  • incorrect usage of strcpy-style functions (e.g., leaving strings without terminating NULL characters);
  • incorrect usage of varargs functions;
  • different parameter names in function declarations vs. definitions;

Some of these are nastier than others, but they are all legitimate problems and should be fixed.

The full results for both tools are available in the GitHub repo, so it’s easy to compare the warnings against the code.


The state of the art in static analysis keeps advancing, thanks to people like Daniel Marjamäki and the rest of the cppcheck team, and Gábor Horváth and the team supporting clang.

In particular, the latest releases of cppcheck and clang-tidy are detecting errors that previously could only be found by run-time analyzers like valgrind and Address Sanitizer. This is great stuff, especially given how easy it is to run static analysis on your code.

The benefits of using one (or more) static analysis tools just keep getting more and more compelling – if you aren’t using one of these tools, I hope this will encourage you to do so.

If you found this article interesting or helpful, you might want to also check out the other posts in this series. And please leave a comment below or drop me a line with any questions, suggestions, etc.


  1. Simply clone the GitHub repo to any directory, and then add the scripts directory to your PATH.

  2. OpenMAMA has its share of prerequisites – you can get a full list here.

  3. The list of supported platforms for OpenMAMA is here. You can also find a lot of griping on the intertubes about Microsoft’s refusal to support C99, including this rather weak response from Herb Sutter. Happily, VS 2013 ended up supporting (most of) C99.

  4. Unless it knows what mama_log does. It turns out that clang-tidy can do inter-procedural analysis, but only within a single translation unit.
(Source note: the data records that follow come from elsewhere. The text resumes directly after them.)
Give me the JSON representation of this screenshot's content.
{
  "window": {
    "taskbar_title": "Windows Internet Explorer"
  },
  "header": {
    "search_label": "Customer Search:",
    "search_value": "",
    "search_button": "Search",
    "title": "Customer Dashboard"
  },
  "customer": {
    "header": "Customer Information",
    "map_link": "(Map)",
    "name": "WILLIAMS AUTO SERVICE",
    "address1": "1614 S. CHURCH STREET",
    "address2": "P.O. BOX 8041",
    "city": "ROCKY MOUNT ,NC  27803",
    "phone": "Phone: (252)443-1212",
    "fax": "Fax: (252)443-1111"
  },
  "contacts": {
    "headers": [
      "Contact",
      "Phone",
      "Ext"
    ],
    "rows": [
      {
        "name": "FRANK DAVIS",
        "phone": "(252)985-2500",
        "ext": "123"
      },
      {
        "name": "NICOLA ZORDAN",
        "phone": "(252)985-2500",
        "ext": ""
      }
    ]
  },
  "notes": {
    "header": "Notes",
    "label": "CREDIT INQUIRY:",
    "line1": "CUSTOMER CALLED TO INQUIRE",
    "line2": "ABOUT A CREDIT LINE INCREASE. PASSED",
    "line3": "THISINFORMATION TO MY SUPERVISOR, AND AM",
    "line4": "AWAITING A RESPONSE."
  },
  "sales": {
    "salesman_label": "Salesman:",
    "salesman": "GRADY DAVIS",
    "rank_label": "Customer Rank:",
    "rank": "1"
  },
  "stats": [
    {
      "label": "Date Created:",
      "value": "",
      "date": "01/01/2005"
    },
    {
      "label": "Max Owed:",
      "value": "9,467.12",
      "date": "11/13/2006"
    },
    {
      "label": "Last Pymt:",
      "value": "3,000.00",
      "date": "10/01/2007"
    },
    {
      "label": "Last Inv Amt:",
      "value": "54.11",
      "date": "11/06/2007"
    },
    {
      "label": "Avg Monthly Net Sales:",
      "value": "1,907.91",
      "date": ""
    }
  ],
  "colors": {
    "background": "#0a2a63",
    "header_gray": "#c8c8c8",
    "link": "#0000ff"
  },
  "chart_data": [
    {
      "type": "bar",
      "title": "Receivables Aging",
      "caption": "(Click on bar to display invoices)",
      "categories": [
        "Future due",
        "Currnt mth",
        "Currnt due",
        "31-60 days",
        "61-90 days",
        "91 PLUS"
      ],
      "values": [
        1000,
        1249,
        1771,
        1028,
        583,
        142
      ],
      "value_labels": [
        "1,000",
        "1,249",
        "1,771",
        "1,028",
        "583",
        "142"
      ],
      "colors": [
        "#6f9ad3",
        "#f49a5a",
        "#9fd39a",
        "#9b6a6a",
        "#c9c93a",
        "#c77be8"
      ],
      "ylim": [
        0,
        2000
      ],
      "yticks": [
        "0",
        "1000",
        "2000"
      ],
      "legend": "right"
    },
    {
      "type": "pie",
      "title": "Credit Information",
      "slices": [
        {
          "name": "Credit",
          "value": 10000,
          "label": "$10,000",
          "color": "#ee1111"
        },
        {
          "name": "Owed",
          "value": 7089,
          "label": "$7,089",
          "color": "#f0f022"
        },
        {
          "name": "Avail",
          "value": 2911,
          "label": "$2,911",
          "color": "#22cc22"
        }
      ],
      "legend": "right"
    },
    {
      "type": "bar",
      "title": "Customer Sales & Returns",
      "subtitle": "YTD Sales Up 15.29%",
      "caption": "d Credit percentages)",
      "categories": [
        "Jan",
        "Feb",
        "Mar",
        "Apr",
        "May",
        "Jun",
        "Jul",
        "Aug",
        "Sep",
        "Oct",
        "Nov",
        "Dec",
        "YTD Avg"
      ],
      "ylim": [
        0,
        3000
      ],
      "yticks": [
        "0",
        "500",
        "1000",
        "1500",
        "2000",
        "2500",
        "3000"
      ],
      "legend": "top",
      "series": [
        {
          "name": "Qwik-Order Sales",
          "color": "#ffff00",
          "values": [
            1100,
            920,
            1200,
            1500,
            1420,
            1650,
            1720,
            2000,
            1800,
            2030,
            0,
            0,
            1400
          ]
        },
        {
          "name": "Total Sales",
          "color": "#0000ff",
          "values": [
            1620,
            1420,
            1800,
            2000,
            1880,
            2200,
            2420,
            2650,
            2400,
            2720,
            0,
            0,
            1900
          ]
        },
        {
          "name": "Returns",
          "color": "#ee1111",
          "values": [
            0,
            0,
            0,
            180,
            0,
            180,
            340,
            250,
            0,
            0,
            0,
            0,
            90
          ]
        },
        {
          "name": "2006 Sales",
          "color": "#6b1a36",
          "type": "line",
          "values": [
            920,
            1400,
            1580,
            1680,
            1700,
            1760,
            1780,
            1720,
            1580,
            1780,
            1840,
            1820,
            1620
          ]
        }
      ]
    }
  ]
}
There is some work ongoing to add support for analysis across translation units by Gábor Horvath et al. – for more see “Cross Translational Unit Analysis in Clang Static Analyzer: Prototype and Measurements”.